[[ Excerpted data open ]]

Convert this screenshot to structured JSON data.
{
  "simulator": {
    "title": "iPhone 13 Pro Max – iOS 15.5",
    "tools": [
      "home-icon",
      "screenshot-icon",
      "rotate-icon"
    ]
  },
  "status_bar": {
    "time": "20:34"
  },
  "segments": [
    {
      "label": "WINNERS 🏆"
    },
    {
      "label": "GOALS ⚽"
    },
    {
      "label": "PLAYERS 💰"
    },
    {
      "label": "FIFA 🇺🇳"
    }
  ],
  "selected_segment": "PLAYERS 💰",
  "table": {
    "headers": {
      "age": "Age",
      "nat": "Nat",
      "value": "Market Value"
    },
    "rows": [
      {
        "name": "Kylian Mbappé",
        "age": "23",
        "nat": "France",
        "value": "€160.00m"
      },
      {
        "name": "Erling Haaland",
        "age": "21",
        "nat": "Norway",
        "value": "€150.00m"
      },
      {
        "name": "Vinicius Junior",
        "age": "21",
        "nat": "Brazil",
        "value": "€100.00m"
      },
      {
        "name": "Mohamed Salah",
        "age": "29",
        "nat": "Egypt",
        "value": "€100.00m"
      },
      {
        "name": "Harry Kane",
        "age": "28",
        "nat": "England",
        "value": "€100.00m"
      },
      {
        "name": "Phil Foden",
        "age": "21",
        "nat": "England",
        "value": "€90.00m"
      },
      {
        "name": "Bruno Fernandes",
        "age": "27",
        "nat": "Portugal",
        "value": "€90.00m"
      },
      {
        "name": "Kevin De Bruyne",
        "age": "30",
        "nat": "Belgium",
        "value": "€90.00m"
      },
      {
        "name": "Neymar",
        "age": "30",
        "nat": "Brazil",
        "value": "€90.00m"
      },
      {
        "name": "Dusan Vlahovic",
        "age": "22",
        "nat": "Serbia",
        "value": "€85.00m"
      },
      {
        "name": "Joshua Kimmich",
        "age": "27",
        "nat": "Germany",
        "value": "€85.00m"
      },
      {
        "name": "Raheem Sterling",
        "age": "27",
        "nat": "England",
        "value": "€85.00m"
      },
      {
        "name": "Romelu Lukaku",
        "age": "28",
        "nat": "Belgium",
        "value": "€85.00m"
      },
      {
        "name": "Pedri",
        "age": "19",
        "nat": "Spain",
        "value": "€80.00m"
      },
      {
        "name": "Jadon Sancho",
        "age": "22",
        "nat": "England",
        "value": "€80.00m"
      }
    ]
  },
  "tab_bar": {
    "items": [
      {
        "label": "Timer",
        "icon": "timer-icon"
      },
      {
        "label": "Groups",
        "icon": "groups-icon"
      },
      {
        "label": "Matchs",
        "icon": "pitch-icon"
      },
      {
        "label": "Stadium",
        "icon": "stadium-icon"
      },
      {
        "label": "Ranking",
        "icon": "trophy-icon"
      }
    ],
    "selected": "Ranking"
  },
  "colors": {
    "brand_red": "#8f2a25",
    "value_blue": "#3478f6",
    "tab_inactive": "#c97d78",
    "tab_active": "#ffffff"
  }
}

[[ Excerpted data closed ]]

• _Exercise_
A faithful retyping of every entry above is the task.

• _Task answer_
Convert this screenshot to structured JSON data.
{
  "simulator": {
    "title": "iPhone 13 Pro Max – iOS 15.5",
    "tools": [
      "home-icon",
      "screenshot-icon",
      "rotate-icon"
    ]
  },
  "status_bar": {
    "time": "20:34"
  },
  "segments": [
    {
      "label": "WINNERS 🏆"
    },
    {
      "label": "GOALS ⚽"
    },
    {
      "label": "PLAYERS 💰"
    },
    {
      "label": "FIFA 🇺🇳"
    }
  ],
  "selected_segment": "PLAYERS 💰",
  "table": {
    "headers": {
      "age": "Age",
      "nat": "Nat",
      "value": "Market Value"
    },
    "rows": [
      {
        "name": "Kylian Mbappé",
        "age": "23",
        "nat": "France",
        "value": "€160.00m"
      },
      {
        "name": "Erling Haaland",
        "age": "21",
        "nat": "Norway",
        "value": "€150.00m"
      },
      {
        "name": "Vinicius Junior",
        "age": "21",
        "nat": "Brazil",
        "value": "€100.00m"
      },
      {
        "name": "Mohamed Salah",
        "age": "29",
        "nat": "Egypt",
        "value": "€100.00m"
      },
      {
        "name": "Harry Kane",
        "age": "28",
        "nat": "England",
        "value": "€100.00m"
      },
      {
        "name": "Phil Foden",
        "age": "21",
        "nat": "England",
        "value": "€90.00m"
      },
      {
        "name": "Bruno Fernandes",
        "age": "27",
        "nat": "Portugal",
        "value": "€90.00m"
      },
      {
        "name": "Kevin De Bruyne",
        "age": "30",
        "nat": "Belgium",
        "value": "€90.00m"
      },
      {
        "name": "Neymar",
        "age": "30",
        "nat": "Brazil",
        "value": "€90.00m"
      },
      {
        "name": "Dusan Vlahovic",
        "age": "22",
        "nat": "Serbia",
        "value": "€85.00m"
      },
      {
        "name": "Joshua Kimmich",
        "age": "27",
        "nat": "Germany",
        "value": "€85.00m"
      },
      {
        "name": "Raheem Sterling",
        "age": "27",
        "nat": "England",
        "value": "€85.00m"
      },
      {
        "name": "Romelu Lukaku",
        "age": "28",
        "nat": "Belgium",
        "value": "€85.00m"
      },
      {
        "name": "Pedri",
        "age": "19",
        "nat": "Spain",
        "value": "€80.00m"
      },
      {
        "name": "Jadon Sancho",
        "age": "22",
        "nat": "England",
        "value": "€80.00m"
      }
    ]
  },
  "tab_bar": {
    "items": [
      {
        "label": "Timer",
        "icon": "timer-icon"
      },
      {
        "label": "Groups",
        "icon": "groups-icon"
      },
      {
        "label": "Matchs",
        "icon": "pitch-icon"
      },
      {
        "label": "Stadium",
        "icon": "stadium-icon"
      },
      {
        "label": "Ranking",
        "icon": "trophy-icon"
      }
    ],
    "selected": "Ranking"
  },
  "colors": {
    "brand_red": "#8f2a25",
    "value_blue": "#3478f6",
    "tab_inactive": "#c97d78",
    "tab_active": "#ffffff"
  }
}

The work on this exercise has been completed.